Despite the grim news coming from Japan, where each day seems to bring new fires and explosions in quake- and tsunami damaged nuclear reactors, Seattleites stocking up on iodine to protect their thyroid glands are jumping the gun.
UW meteorologist Cliff Mass contends that even should radioactive material make it outside a containment vessel, “there is no serious radiation threat to us here in the Northwest.” At 7,000 km from Japan, we’re simply too far away. (Seattle is some 8,700 km from Chernobyl–how worried were you about that?)
…the radiation would mix through huge volumes of the atmosphere due to horizontal and vertical mixing. Since it would take days to reach us, there would be time for larger particles to settle out and precipitation would wash some out as well.

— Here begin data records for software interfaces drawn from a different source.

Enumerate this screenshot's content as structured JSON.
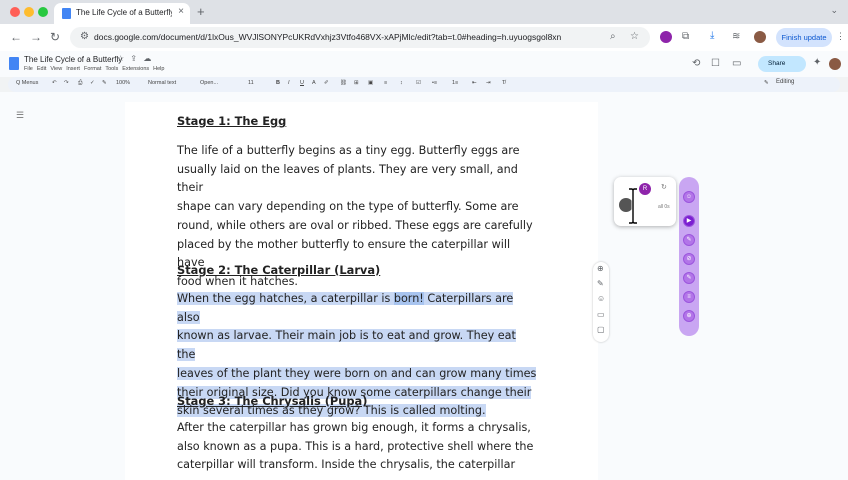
{
  "browser": {
    "tab_title": "The Life Cycle of a Butterfly",
    "tab_close": "×",
    "new_tab": "+",
    "tab_menu": "⌄",
    "back": "←",
    "forward": "→",
    "reload": "↻",
    "url": "docs.google.com/document/d/1lxOus_WVJlSONYPcUKRdVxhjz3Vtfo468VX-xAPjMlc/edit?tab=t.0#heading=h.uyuogsgol8xn",
    "finish_update": "Finish update",
    "menu": "⋮"
  },
  "docs": {
    "title": "The Life Cycle of a Butterfly",
    "title_icons": "☆ ⇪ ☁",
    "menu_items": [
      "File",
      "Edit",
      "View",
      "Insert",
      "Format",
      "Tools",
      "Extensions",
      "Help"
    ],
    "share_label": "Share",
    "toolbar": {
      "search": "Q Menus",
      "zoom": "100%",
      "style": "Normal text",
      "font": "Open...",
      "size": "11",
      "editing": "Editing"
    }
  },
  "document": {
    "h1": "Stage 1: The Egg",
    "p1_line1_a": "The life of a butterfly begi",
    "p1_line1_b": "ns as a tiny egg. Butterfly eggs are",
    "p1_rest": [
      "usually laid on the leaves of plants. They are very small, and their",
      "shape can vary depending on the type of butterfly. Some are",
      "round, while others are oval or ribbed. These eggs are carefully",
      "placed by the mother butterfly to ensure the caterpillar will have",
      "food when it hatches."
    ],
    "h2": "Stage 2: The Caterpillar (Larva)",
    "p2_line1_a": "When the egg hatches, a caterpillar is ",
    "p2_line1_b": "born!",
    "p2_line1_c": " Caterpillars are also",
    "p2_rest": [
      "known as larvae. Their main job is to eat and grow. They eat the",
      "leaves of the plant they were born on and can grow many times",
      "their original size. Did you know some caterpillars change their",
      "skin several times as they grow? This is called molting."
    ],
    "h3": "Stage 3: The Chrysalis (Pupa)",
    "p3": [
      "After the caterpillar has grown big enough, it forms a chrysalis,",
      "also known as a pupa. This is a hard, protective shell where the",
      "caterpillar will transform. Inside the chrysalis, the caterpillar goes"
    ]
  },
  "popup": {
    "badge": "R",
    "refresh": "↻",
    "label": "all 0s"
  },
  "colors": {
    "selection": "#c8d8f4",
    "assistant_bar": "#c9a6f2",
    "share_bg": "#c2e7ff"
  }
}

Even for Chernobyl, where the core exploded while the reactor was powered up and where there was no containment, serious radiation only extended roughly 1000-1500 km away.

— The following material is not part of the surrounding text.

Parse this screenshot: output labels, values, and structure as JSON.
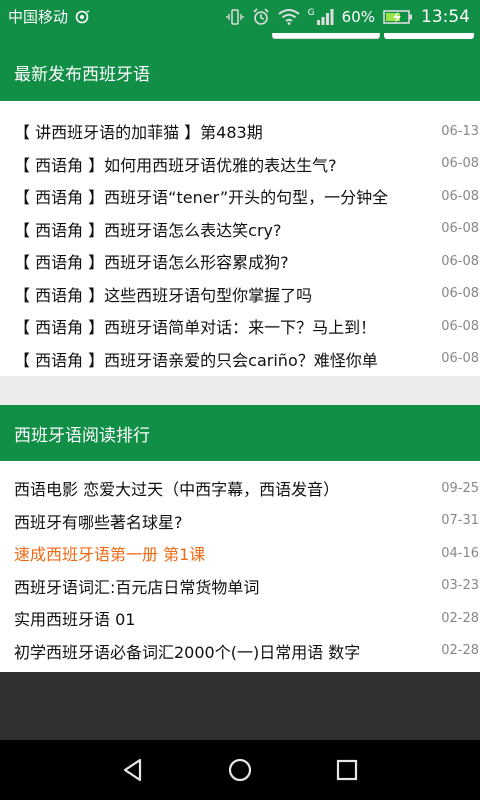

“At Chernobyl a huge explosion was followed by a fire which raged for 10 days and emitted a huge amount of radiation which spread over a vast area,” points out the BBC. Nuclear proponents, as well, have been at pains to differentiate Japan’s situation from Chernobyl’s, swimming upstream against a tide of breathless media coverage of “meltdowns.”
No, it’s Japan and its neighbors who are nervously checking to see which way the wind blows, and nearby residents and workers at the plants who are bearing the brunt of any spikes in radioactivity following explosive venting from the suppression chamber (not the containment vessel).